The official inauguration of Statoil’s Gudrun platform off Norway on Tuesday has coincided with the facility being put out of action due to planned maintenance after the earlier shutdown of nearby Sleipner A that handles its oil and gas output.
A Statoil spokesman confirmed to Upstream that Gudrun has been shut in as a result of the stoppage at the Sleipner A platform 50 kilometres farther south, where condensate evaporation triggered the gas alarm at the weekend.
He clarified that Sleipner A, which processes oil and gas output from Gudrun before onward export of gas via pipeline to Europe and oil to the Kaarsto onshore plant, had already been shut in for planned maintenance prior to the incident, which was normalised after few hours.
“Because of the shutdown at Sleipner, we decided to take the opportunity to carry out planned maintenance on other platforms, including Gudrun where production has also been halted as a result,” he said.
The spokesman was unable to specify the probable duration for the shutdown.
Norwegian Prime Minister Erna Solberg cut through a plastic chain at an offshore ceremony to officially open the platform, which has been producing about 30,000 barrels per day since being brought online in April, according to Statoil.
The state-owned operator trumpeted the fact that it has utilised existing infrastructure – such as Sleipner A and pipelines – to keep project costs down on Gudrun and help to extend the life of other field facilities.
Solberg praised the operator for developing the field at a cost of about Nkr2bn less than its targeted budget of around Nkr22 billion, saying: “To deliver on time and budget is important to realise the potential of the Norwegian continental shelf.”
Statoil has also adopted a global procurement strategy to stimulate greater price competition among contractors to keep costs down, with the topsides supplied by Norwegian player Aibel using Thailand and Poland yards, while the jacket was built by compatriot Kvaerner’s Verdal yard, the living quarters at Apply Leirvik and the helideck in China.
Chief executive Helge Lund said: “Gudrun has proven that we are able to take our industry into a new era with global competition and local value creation.”

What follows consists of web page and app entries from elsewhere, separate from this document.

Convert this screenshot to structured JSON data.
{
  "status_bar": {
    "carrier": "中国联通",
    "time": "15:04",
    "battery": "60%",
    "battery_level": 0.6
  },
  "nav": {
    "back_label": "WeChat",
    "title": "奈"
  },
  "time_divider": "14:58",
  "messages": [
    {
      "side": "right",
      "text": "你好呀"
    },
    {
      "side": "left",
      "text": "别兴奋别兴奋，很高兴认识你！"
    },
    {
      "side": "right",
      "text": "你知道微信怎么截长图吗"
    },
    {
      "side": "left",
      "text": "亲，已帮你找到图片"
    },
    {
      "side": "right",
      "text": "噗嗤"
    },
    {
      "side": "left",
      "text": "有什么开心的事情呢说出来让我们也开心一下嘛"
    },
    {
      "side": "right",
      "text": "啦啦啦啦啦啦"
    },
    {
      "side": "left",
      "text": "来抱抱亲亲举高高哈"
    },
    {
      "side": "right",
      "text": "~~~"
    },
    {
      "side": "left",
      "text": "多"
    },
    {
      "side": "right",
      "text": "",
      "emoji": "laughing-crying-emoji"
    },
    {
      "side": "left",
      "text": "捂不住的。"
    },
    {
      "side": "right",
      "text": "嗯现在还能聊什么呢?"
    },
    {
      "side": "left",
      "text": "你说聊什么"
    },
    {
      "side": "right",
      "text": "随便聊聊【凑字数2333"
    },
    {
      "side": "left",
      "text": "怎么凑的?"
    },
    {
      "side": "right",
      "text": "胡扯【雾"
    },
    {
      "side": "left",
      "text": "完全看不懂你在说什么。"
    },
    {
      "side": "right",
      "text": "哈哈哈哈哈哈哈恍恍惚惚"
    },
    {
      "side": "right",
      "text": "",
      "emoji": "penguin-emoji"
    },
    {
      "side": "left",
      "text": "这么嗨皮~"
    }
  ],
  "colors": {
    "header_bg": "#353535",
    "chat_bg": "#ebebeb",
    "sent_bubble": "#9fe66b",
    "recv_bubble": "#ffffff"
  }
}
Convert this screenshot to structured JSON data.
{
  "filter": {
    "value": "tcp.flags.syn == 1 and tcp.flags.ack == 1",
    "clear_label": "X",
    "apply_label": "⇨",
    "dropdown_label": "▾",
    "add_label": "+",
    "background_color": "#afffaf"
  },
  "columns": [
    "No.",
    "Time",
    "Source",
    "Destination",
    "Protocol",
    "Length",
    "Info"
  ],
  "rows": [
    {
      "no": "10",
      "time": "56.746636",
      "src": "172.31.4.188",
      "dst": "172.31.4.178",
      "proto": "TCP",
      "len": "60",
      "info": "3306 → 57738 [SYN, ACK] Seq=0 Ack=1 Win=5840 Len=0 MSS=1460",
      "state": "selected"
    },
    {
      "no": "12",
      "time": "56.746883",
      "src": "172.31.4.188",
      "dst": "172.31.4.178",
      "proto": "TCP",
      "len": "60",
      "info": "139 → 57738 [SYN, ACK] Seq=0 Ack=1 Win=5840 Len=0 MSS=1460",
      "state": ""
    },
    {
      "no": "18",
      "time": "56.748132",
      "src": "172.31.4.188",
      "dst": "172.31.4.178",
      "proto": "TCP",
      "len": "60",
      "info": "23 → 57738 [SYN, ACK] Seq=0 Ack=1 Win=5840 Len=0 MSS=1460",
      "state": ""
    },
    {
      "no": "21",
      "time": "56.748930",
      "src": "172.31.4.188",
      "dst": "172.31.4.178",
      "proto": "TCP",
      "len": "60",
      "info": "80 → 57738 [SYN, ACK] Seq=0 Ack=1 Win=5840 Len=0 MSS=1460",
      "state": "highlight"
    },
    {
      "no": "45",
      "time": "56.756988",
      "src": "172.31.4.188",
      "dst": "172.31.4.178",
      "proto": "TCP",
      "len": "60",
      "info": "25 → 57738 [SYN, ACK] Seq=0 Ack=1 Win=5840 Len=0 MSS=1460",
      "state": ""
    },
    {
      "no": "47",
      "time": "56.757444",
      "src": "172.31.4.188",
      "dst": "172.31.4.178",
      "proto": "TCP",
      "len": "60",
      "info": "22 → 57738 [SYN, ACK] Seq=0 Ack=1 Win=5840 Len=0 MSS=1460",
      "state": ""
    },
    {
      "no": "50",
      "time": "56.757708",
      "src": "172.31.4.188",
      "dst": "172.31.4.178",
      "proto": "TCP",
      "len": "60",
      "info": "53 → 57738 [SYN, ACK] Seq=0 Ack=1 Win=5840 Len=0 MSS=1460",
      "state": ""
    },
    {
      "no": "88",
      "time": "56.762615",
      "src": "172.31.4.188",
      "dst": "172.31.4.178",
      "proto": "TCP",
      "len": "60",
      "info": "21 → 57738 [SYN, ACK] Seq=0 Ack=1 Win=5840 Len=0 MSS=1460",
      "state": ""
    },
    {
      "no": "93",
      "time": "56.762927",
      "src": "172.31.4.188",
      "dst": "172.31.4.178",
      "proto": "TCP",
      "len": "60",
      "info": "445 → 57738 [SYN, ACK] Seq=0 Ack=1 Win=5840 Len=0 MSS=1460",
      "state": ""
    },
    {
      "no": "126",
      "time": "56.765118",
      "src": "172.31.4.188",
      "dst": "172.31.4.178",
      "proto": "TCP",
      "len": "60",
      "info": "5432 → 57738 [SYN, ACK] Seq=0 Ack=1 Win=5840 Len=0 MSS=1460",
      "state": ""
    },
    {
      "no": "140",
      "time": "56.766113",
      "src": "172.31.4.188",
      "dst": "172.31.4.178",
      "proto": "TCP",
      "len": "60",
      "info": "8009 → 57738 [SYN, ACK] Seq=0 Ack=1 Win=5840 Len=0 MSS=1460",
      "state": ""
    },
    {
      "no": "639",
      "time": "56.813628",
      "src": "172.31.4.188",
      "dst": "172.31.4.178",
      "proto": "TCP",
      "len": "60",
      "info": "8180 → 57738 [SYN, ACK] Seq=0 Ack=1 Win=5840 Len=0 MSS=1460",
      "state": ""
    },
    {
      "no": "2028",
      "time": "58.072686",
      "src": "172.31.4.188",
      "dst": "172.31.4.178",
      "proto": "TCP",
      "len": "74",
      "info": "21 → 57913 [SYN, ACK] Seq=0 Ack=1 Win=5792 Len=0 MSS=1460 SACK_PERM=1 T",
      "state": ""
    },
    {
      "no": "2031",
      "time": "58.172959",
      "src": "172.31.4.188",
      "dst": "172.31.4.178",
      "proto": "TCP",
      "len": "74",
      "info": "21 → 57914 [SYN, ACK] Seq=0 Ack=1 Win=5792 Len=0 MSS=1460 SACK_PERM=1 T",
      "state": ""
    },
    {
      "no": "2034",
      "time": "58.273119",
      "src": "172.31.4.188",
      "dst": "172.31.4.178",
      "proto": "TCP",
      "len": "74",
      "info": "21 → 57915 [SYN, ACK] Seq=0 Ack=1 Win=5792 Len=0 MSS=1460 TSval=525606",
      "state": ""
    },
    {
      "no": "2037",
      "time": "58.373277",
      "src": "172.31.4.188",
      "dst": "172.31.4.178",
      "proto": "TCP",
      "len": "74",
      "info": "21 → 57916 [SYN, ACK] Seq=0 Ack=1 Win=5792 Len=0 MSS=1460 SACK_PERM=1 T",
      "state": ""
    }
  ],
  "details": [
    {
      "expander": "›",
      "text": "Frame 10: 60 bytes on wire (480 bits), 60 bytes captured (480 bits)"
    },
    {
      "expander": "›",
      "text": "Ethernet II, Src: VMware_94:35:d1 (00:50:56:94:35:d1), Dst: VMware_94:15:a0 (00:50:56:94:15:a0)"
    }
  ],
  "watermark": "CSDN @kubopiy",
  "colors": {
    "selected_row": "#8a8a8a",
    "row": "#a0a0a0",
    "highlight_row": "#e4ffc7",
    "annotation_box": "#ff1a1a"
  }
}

The company stated that the development has also “demonstrated the strong competitiveness of the Norwegian supplier industry”.
Gudrun – Statoil’s first new operated platform off Norway since 2005 - is the first in a string of Norwegian projects set to be brought to fruition over the next few years, with the Valemon field scheduled for start-up later this year.
Statoil is also developing the Gina Krog and the giant Johan Sverdrup fields in the Utsira High area of the North Sea, and Aasta Hansteen in the Norwegian Sea, with Johan Castberg in the Barents Sea also on its radar screen.